• **What to do**
Bring together every line in the data that includes "Script".

• **Dataset records**

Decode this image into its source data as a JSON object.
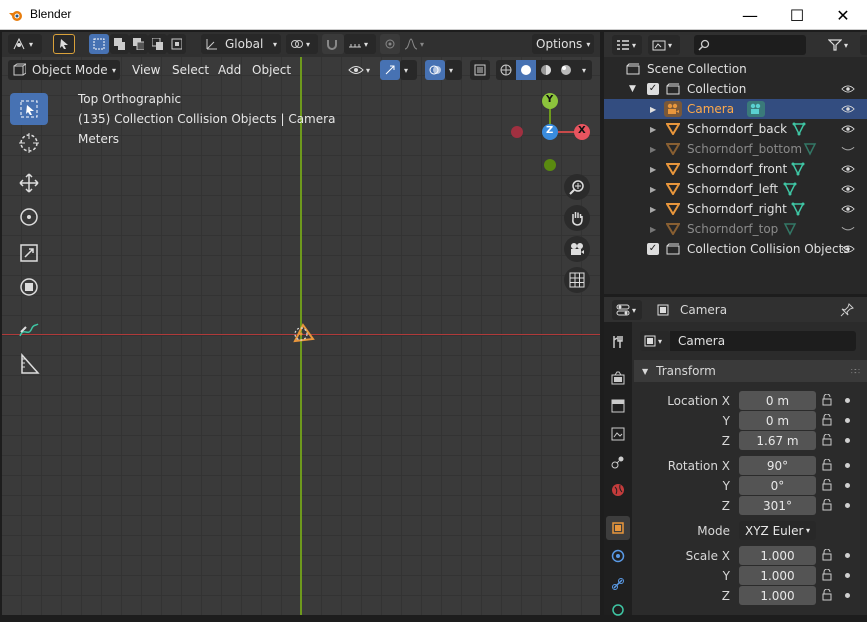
{
  "window": {
    "title": "Blender",
    "minimize": "—",
    "maximize": "☐",
    "close": "✕"
  },
  "viewport": {
    "mode": "Object Mode",
    "menus": [
      "View",
      "Select",
      "Add",
      "Object"
    ],
    "orientation": "Global",
    "options_label": "Options",
    "overlay_lines": [
      "Top Orthographic",
      "(135) Collection Collision Objects | Camera",
      "Meters"
    ],
    "gizmo": {
      "y": "Y",
      "z": "Z",
      "x": "X"
    }
  },
  "outliner": {
    "search_placeholder": "",
    "items": [
      {
        "label": "Scene Collection",
        "type": "scene"
      },
      {
        "label": "Collection",
        "type": "collection"
      },
      {
        "label": "Camera",
        "type": "camera",
        "selected": true
      },
      {
        "label": "Schorndorf_back",
        "type": "mesh"
      },
      {
        "label": "Schorndorf_bottom",
        "type": "mesh",
        "hidden": true
      },
      {
        "label": "Schorndorf_front",
        "type": "mesh"
      },
      {
        "label": "Schorndorf_left",
        "type": "mesh"
      },
      {
        "label": "Schorndorf_right",
        "type": "mesh"
      },
      {
        "label": "Schorndorf_top",
        "type": "mesh",
        "hidden": true
      },
      {
        "label": "Collection Collision Objects",
        "type": "collection"
      }
    ]
  },
  "properties": {
    "header_title": "Camera",
    "object_name": "Camera",
    "panel_title": "Transform",
    "location": {
      "label": "Location X",
      "x": "0 m",
      "y_label": "Y",
      "y": "0 m",
      "z_label": "Z",
      "z": "1.67 m"
    },
    "rotation": {
      "label": "Rotation X",
      "x": "90°",
      "y_label": "Y",
      "y": "0°",
      "z_label": "Z",
      "z": "301°"
    },
    "mode": {
      "label": "Mode",
      "value": "XYZ Euler"
    },
    "scale": {
      "label": "Scale X",
      "x": "1.000",
      "y_label": "Y",
      "y": "1.000",
      "z_label": "Z",
      "z": "1.000"
    }
  },
  "colors": {
    "accent": "#4772b3",
    "selected_row": "#334d80",
    "x_axis": "#c84a4a",
    "y_axis": "#6e9a1c",
    "camera_orange": "#e8963c",
    "mesh_teal": "#3fc6a4"
  }
}
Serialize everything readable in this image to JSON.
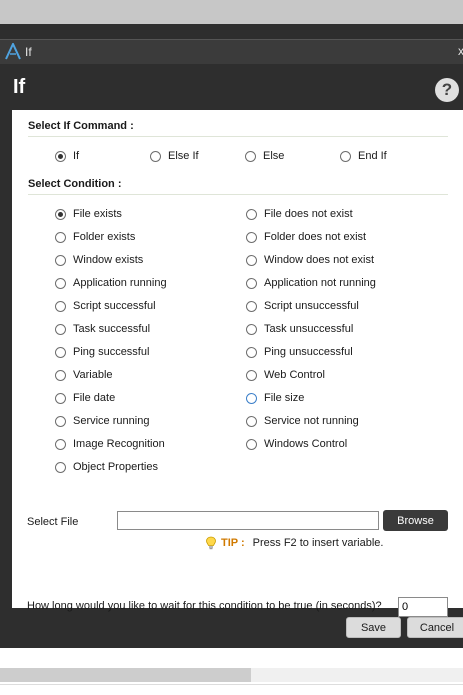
{
  "window": {
    "title": "If",
    "close": "x"
  },
  "header": {
    "title": "If",
    "help": "?"
  },
  "command": {
    "heading": "Select If Command :",
    "options": [
      "If",
      "Else If",
      "Else",
      "End If"
    ],
    "selected": "If"
  },
  "condition": {
    "heading": "Select Condition :",
    "left": [
      "File exists",
      "Folder exists",
      "Window exists",
      "Application running",
      "Script successful",
      "Task successful",
      "Ping successful",
      "Variable",
      "File date",
      "Service running",
      "Image Recognition",
      "Object Properties"
    ],
    "right": [
      "File does not exist",
      "Folder does not exist",
      "Window does not exist",
      "Application not running",
      "Script unsuccessful",
      "Task unsuccessful",
      "Ping unsuccessful",
      "Web Control",
      "File size",
      "Service not running",
      "Windows Control"
    ],
    "selected": "File exists",
    "focused": "File size"
  },
  "file": {
    "label": "Select File",
    "value": "",
    "browse": "Browse"
  },
  "tip": {
    "tag": "TIP :",
    "text": "Press F2 to insert variable."
  },
  "wait": {
    "label": "How long would you like to wait for this condition to be true (in seconds)?",
    "value": "0"
  },
  "footer": {
    "save": "Save",
    "cancel": "Cancel"
  }
}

• **Solution for this exercise**
      "Script successful",
      "Script unsuccessful",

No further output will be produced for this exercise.